Dartmouth College theoretical physicist Marcelo Gleiser has an interesting essay this week which deals with the possibility of life around the universe and, more to the point, what such life might be like. It was spurred by the recent discovery of one of the most promising possible Earth-like worlds yet, orbiting in the “Goldilocks zone” of its parent star, where water could exist in liquid form. As more and more of these planets are identified, scientists will be focusing their search for possible forms of intelligent life in those regions of the galaxy.
But if life exists, Gleiser wonders, would it necessarily have advanced to a state of technological intelligence the same way it happened here on Earth? Dr. Gleiser thinks we might not want to get our hopes up too far. Many of his colleagues assume that the Universe is “just right for life” because it happened here, but we may be the exception to the rule.
The assumption here is that if physics and chemistry are the same then biology will develop. When we think alien life we are thinking in terms of Darwinian evolution via natural selection, which is a very good bet. Of course, we will only know for sure once we discover a sample of alien life, study its genetics, etc. But it’s hard to think that the very general principles set forth by Darwin won’t apply to other forms of life. If there are multiple life forms and limited resources, the rest will follow.
Of course, that says nothing of the particulars of possible alien life. A very clear distinction must be made between simple, unicellular life and more complex life forms. It’s hard to doubt that Earth is the only planet where life took hold. After all, we have seen how resilient it is here, with extremophiles defying our previously held assumptions of where life can thrive. However, there is a huge difference between simple life and complex life. Contrary to what many believe, evolution doesn’t lead to complex life forms: evolution leads to well-adapted life forms.
I’ve heard this argument made before and, as depressing as it may be, it carries a lot of weight. Some very well respected biologists have claimed that life on Earth only made the jump from what essentially amounted to little more than pond scum to more complex, multicellular forms through a rather remarkable and stressful series of events.
The theory, in short form, is that simple, unicellular life which thrives in a given climate has absolutely no reason to make the jump to something more complex and unlikely if the prevailing conditions are allowing it to succeed just fine as it is. A drastic change in environmental factors is required to challenge the organism and create the opportunity for something new and improved to adapt.

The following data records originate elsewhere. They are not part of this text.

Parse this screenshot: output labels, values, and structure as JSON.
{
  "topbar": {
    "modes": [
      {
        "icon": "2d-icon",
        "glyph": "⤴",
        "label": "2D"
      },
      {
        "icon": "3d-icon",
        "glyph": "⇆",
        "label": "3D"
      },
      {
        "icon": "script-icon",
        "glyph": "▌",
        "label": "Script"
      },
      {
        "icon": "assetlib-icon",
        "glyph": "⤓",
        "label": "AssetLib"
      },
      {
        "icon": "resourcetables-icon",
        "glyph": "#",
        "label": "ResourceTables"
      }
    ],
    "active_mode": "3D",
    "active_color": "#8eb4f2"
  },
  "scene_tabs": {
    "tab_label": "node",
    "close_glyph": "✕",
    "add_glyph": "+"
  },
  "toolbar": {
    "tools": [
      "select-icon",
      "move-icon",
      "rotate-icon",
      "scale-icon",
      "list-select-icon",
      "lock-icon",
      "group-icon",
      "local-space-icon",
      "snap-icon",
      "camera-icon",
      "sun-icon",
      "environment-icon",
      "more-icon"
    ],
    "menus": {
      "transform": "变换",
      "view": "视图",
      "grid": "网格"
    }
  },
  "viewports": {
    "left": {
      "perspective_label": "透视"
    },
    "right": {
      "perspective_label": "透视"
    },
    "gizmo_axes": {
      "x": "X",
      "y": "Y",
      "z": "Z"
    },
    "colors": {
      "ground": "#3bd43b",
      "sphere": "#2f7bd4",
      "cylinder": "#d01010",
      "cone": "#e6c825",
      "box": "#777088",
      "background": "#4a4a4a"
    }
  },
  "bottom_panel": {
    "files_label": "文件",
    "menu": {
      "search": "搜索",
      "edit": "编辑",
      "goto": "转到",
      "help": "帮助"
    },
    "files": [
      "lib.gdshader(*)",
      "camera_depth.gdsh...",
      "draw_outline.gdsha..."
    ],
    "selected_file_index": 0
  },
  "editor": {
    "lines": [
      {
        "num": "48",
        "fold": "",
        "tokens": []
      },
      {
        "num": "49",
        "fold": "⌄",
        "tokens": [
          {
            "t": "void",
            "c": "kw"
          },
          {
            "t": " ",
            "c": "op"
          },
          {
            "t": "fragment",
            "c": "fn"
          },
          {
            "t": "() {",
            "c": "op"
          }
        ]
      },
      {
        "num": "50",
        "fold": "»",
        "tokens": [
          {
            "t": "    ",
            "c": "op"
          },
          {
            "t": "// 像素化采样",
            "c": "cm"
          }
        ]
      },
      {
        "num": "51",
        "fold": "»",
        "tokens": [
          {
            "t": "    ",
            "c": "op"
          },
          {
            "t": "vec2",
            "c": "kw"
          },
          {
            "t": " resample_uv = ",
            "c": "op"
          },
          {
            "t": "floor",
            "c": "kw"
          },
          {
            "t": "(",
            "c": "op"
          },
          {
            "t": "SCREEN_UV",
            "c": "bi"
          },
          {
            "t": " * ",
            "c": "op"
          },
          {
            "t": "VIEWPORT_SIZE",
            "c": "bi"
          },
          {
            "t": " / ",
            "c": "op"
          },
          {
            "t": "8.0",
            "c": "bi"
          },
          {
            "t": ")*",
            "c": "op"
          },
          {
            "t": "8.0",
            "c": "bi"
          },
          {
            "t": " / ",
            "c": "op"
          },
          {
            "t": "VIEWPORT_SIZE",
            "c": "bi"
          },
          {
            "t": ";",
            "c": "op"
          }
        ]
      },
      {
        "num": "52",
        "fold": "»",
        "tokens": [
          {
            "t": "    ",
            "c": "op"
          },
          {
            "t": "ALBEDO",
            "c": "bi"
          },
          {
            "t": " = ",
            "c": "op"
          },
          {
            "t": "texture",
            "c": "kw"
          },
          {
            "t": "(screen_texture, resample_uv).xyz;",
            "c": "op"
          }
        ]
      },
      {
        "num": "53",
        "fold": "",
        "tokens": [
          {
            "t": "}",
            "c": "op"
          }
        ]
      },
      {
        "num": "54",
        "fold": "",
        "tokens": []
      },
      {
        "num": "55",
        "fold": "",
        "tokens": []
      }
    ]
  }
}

But the catch is, if the environmental change is too drastic and harsh, the life form simply dies off and the process has to begin all over again. (Or have life disappear entirely.)
Should we develop the technology to get a really good look at any of these Goldilocks worlds, will we find ET hard at work building a rocket? Or even something as advanced as a cow? Or is it far more likely, as Dr. Gleiser seems to suspect, that we’ll find worlds covered in green slime which have dominated their environment and never found a need to advance further?